Still, the 2020 RNC stayed clear of overt gay-bashing, even if it had a few references to “religious liberty” that only evangelicals — and LGBTQ people — would pick up on. They knew that what worked in 2016 was keeping the homophobia on the down low.
But now Trump will be highlighting — rather than obscuring — his danger to LGBTQ people and other groups, since the next several weeks will focus on the hostile records, actions and words of his nominee. And all of the people on Trump’s shortlist of nominees have terrible records not just on LGBTQ rights, but on abortion, health care, the environment and many other issues.

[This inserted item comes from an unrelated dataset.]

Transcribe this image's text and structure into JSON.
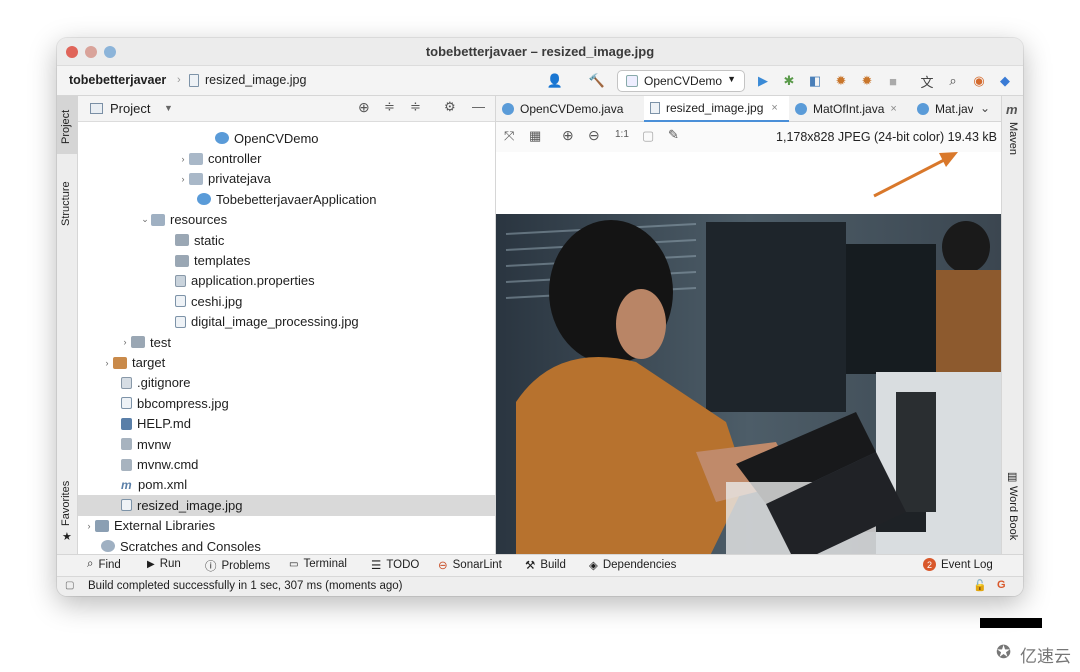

As polling analyst Dave Wasserman of the Cook Political Report explains, pushing through a Supreme Court nominee could divide Trump’s base rather than help Trump and the GOP:
Namely, there's potential for the Roe v. Wade/abortion issue and the Affordable Care Act to drive a wedge in Trump's coalition. In 2016, much of his support came from voters who disliked Hillary Clinton, liked Trump's rhetoric on trade and immigration, but consider themselves pro-choice — especially non-evangelical, blue-collar women. And, these voters remain up for grabs in 2020.
Looking at data from 2016 on Trump’s base of support, Wasserman noted:
Although Trump downplayed the abortion issue in 2016 in favor of more populist economic messages on trade and immigration, voters with mostly pro-choice attitudes made up more than a fifth of his support in plenty of battleground states: 25 percent in Iowa, 24 percent in Florida, Michigan and Pennsylvania, 21 percent in Arizona and 20 percent in Ohio and Wisconsin.
Though Wasserman didn’t look at attitudes on LGBTQ rights it’s likely the same or even much higher, in line with the shift in the country as a whole, where more Americans in Gallup polling —67% — now support same-sex marriage than support abortion rights.
It’s horrendous that Trump is moving to replace a Supreme Court justice this close to the election and the GOP is 100% behind it, with their hypocrisy on full display because of how they prevented President Obama from replacing Antonin Scalia, who died nine months before the 2016 election. Senate Majority Leader Mitch McConnell is all about power and cares nothing about being called a liar or what his legacy may be.
The majority of Americans, 62% in an Ipsos poll out this morning, want the winner of the election to fill this vacancy. There was record-shattering fundraising for Democrats following Ginsburg’s death, showing the enormous concern of Democrats and enthusiasm to vote, with all of our rights on the ballot.
We have to do everything to stop this confirmation or counter it, and there are options, as I noted on Friday, including grinding the Senate to a halt and planning on expanding the court. Meanwhile, as Trump is saying the quiet part out loud, no longer able to hide the hate, let’s use it to our advantage and make sure he is trounced in this election.